#### Your goal
Each entry needs to be reproduced exactly, with none left out.

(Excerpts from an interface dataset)
_ _ _ _ _ _ _

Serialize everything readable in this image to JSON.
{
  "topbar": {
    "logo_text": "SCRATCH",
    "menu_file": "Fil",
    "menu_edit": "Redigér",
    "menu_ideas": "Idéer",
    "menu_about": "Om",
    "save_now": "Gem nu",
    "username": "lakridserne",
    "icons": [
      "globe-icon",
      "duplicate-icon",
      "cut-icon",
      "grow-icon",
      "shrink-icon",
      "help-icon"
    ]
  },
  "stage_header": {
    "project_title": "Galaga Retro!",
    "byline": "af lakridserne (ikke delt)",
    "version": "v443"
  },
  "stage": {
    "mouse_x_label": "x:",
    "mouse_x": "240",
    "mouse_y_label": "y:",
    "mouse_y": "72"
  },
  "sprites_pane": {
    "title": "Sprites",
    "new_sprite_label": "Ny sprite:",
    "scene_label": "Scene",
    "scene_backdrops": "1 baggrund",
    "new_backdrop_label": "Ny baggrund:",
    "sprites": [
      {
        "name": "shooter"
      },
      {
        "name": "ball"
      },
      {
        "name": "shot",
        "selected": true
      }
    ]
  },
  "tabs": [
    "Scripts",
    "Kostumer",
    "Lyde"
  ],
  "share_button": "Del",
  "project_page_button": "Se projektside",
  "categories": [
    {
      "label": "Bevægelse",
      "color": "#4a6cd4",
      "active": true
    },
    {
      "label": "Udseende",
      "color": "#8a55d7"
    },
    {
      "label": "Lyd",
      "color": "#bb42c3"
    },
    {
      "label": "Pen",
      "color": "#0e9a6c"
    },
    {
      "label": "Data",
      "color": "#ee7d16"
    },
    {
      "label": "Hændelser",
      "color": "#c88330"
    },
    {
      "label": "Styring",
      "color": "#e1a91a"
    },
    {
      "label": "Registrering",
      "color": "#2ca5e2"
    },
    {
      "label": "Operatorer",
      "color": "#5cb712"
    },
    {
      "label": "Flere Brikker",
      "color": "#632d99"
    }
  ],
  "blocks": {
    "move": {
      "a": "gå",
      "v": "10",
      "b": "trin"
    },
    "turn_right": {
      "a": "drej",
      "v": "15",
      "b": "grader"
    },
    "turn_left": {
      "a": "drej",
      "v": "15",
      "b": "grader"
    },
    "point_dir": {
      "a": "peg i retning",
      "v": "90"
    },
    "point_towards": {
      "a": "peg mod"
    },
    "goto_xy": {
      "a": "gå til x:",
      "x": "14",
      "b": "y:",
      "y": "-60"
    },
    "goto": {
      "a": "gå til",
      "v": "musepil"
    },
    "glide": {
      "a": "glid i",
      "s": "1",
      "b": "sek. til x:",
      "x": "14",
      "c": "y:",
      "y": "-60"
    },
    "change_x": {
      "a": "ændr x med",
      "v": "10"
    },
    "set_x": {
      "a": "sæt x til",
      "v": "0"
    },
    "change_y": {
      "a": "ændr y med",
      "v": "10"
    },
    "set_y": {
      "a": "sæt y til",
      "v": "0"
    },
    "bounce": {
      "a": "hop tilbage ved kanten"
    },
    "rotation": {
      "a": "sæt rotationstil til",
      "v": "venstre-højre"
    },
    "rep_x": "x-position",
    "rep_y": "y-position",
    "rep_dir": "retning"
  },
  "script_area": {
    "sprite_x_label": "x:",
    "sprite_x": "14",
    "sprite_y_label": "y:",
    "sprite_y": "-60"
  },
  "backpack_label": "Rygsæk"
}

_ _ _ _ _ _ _

#### Answer box
Serialize everything readable in this image to JSON.
{
  "topbar": {
    "logo_text": "SCRATCH",
    "menu_file": "Fil",
    "menu_edit": "Redigér",
    "menu_ideas": "Idéer",
    "menu_about": "Om",
    "save_now": "Gem nu",
    "username": "lakridserne",
    "icons": [
      "globe-icon",
      "duplicate-icon",
      "cut-icon",
      "grow-icon",
      "shrink-icon",
      "help-icon"
    ]
  },
  "stage_header": {
    "project_title": "Galaga Retro!",
    "byline": "af lakridserne (ikke delt)",
    "version": "v443"
  },
  "stage": {
    "mouse_x_label": "x:",
    "mouse_x": "240",
    "mouse_y_label": "y:",
    "mouse_y": "72"
  },
  "sprites_pane": {
    "title": "Sprites",
    "new_sprite_label": "Ny sprite:",
    "scene_label": "Scene",
    "scene_backdrops": "1 baggrund",
    "new_backdrop_label": "Ny baggrund:",
    "sprites": [
      {
        "name": "shooter"
      },
      {
        "name": "ball"
      },
      {
        "name": "shot",
        "selected": true
      }
    ]
  },
  "tabs": [
    "Scripts",
    "Kostumer",
    "Lyde"
  ],
  "share_button": "Del",
  "project_page_button": "Se projektside",
  "categories": [
    {
      "label": "Bevægelse",
      "color": "#4a6cd4",
      "active": true
    },
    {
      "label": "Udseende",
      "color": "#8a55d7"
    },
    {
      "label": "Lyd",
      "color": "#bb42c3"
    },
    {
      "label": "Pen",
      "color": "#0e9a6c"
    },
    {
      "label": "Data",
      "color": "#ee7d16"
    },
    {
      "label": "Hændelser",
      "color": "#c88330"
    },
    {
      "label": "Styring",
      "color": "#e1a91a"
    },
    {
      "label": "Registrering",
      "color": "#2ca5e2"
    },
    {
      "label": "Operatorer",
      "color": "#5cb712"
    },
    {
      "label": "Flere Brikker",
      "color": "#632d99"
    }
  ],
  "blocks": {
    "move": {
      "a": "gå",
      "v": "10",
      "b": "trin"
    },
    "turn_right": {
      "a": "drej",
      "v": "15",
      "b": "grader"
    },
    "turn_left": {
      "a": "drej",
      "v": "15",
      "b": "grader"
    },
    "point_dir": {
      "a": "peg i retning",
      "v": "90"
    },
    "point_towards": {
      "a": "peg mod"
    },
    "goto_xy": {
      "a": "gå til x:",
      "x": "14",
      "b": "y:",
      "y": "-60"
    },
    "goto": {
      "a": "gå til",
      "v": "musepil"
    },
    "glide": {
      "a": "glid i",
      "s": "1",
      "b": "sek. til x:",
      "x": "14",
      "c": "y:",
      "y": "-60"
    },
    "change_x": {
      "a": "ændr x med",
      "v": "10"
    },
    "set_x": {
      "a": "sæt x til",
      "v": "0"
    },
    "change_y": {
      "a": "ændr y med",
      "v": "10"
    },
    "set_y": {
      "a": "sæt y til",
      "v": "0"
    },
    "bounce": {
      "a": "hop tilbage ved kanten"
    },
    "rotation": {
      "a": "sæt rotationstil til",
      "v": "venstre-højre"
    },
    "rep_x": "x-position",
    "rep_y": "y-position",
    "rep_dir": "retning"
  },
  "script_area": {
    "sprite_x_label": "x:",
    "sprite_x": "14",
    "sprite_y_label": "y:",
    "sprite_y": "-60"
  },
  "backpack_label": "Rygsæk"
}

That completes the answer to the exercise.